| Storing arbitrary PostgreSQL data types in JSONB

By Glukhov Nikita

Last month Alvaro Hernandez-Tortosa published a blog post discussing how the existing JSON features in PostgreSQL can be improved. The main request was about increasing the number of data types supported in JSONB. We addressed this concern and are ready to share our development team’s commentary.

Storing data of custom arbitrary data types in JSONB is impossible as you cannot keep track of dependencies between data and data types used within this data. Storing composite record types with a pre-known structure is possible because the record type is dependent on all its member types. If there is no dependency tracking, the old data type can be removed. After that, a new type with the same name or oid can be created. In this case, PostgreSQL will obviously not work correctly when trying to use the old binary data with the new type and may even crash. Therefore, custom data types have to be stored in text format to prevent PostgreSQL from crashes.

Some built-in types like bytea, point, int8, float8, timestamp can be stored in binary format to reduce storage space and speed up processing.

Support for storage of datetime types (date, time, timetz, timestamp, timestamptz) in JSONB would be very useful for JSONPATH and SQL/JSON, since JSONPATH can already work with datetime types. However, to work with them, it needs to convert datetime data from a string format.

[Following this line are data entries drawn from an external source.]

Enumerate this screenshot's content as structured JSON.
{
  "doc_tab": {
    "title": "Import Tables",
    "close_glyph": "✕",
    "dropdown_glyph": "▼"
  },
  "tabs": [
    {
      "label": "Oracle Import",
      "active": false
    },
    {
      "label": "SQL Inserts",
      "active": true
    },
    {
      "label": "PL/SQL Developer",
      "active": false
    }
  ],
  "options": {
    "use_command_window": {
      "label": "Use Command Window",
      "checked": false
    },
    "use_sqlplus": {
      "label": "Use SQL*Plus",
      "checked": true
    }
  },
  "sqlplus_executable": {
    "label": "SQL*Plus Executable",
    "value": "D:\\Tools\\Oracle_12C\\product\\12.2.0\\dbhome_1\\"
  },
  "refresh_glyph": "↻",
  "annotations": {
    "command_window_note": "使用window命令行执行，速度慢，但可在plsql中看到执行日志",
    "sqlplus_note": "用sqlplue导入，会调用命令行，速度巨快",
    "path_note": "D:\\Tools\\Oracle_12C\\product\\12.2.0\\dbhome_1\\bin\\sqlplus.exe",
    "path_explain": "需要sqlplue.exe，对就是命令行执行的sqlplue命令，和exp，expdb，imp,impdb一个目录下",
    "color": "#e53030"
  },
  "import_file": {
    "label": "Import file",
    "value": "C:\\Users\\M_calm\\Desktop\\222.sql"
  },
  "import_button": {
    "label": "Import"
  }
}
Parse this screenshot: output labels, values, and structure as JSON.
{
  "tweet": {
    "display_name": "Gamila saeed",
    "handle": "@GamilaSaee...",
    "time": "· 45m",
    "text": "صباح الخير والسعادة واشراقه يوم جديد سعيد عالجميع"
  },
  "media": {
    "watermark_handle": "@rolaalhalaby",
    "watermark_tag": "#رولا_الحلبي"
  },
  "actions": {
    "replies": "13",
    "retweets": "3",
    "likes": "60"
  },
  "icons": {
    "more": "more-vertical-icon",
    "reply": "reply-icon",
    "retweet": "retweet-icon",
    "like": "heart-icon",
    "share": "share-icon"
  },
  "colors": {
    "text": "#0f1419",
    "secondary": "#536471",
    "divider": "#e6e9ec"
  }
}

Support for storage of multiple numeric data types (int2, int4, int8, float4, float8) in JSONB would also become a useful feature for JSONPATH. To comply with the new standard, it should be able to work with them like SQL. However, our current implementation supports only the numeric data type inherited from JSONB. All numeric data is pre-converted into this data type.

Possible JSONPATH Extensions

Along with support for new data types in JSONB, later on, it will be possible to extend JSONPATH so that it could use operators from the directory. 

This would make possible the execution of queries with geometric operators in JSONPATH, for example: jsonb_path_query (street,'$. houses [*] ? (@. location <-> "(1200,2300)"::point < 100)') (search for houses in the street located within the specified distance from the defined point). However, we should also take into account the problem with the tracking of dependencies between JSONPATH queries and types/operators in the system catalog. The same query may work differently for different users. Functional indexes cannot be built on such JSONPATH expressions, as they are not immutable.


It is not difficult to add support for a limited set of data types in the existing opclasses for GIN indexes. However, you won't be able to index any of these data types, because the opclass needs to be aware of the internal structure of types. It shouldn't depend on changes in the system catalog either.

The implementation of index search on nested geometric data is of great interest. For example, in a single JSONPATH query employing an index, you could have combined operators of different types: shop @@ '$. location <-> "(1200,2300)" < 100 && $.name starts with "foo"'. However, the existing opclasses and even indexes (GIN, GiST, SP-GiST) require significant enhancements to support this solution.


A new data type or another JSONB extension?


Introducing a new data type instead of extending the JSONB type is undesirable. For the new data type you will need to duplicate the entire set of functions, operators, and opclasses already created for JSONB to keep its full functionality. Of course, you can't simply modify the behavior of functions like json_build_object() so that they start storing information about argument types to ensure compatibility. Alternatively, you can either add a set of new constructor functions, or introduce just one to_typed_jsonb () function that would wrap any data in JSONB, saving information about their type.

Then the old constructors will work as they have worked previously:

jsonb_build_object('i', 123, 'd', '2020-08-12'::date) =>{"d": "2020-08-12", "i": 123}

The new constructor functions will start to generate data in a new incompatible format:

jsonb_build_object_typed('i', 123, 
                         'd', '2020-08-12'::date), 

jsonb_build_object('i', to_typed_jsonb(123), 
                   'd', to_typed_jsonb('2020-08- 12'::date)) =>

  {"d": "2020-08-12"::date, "i": 123::int4}

Please expect further updates on the topic. We also understand that the community has more questions regarding the roadmap for JSON in PostgreSQL and are ready to answer many of them at our upcoming “Roadmap for JSON in PostgreSQL: What’s Next?” webinar with Oleg Bartunov starting at 7 PM CEST on Thursday, September 17, 2020.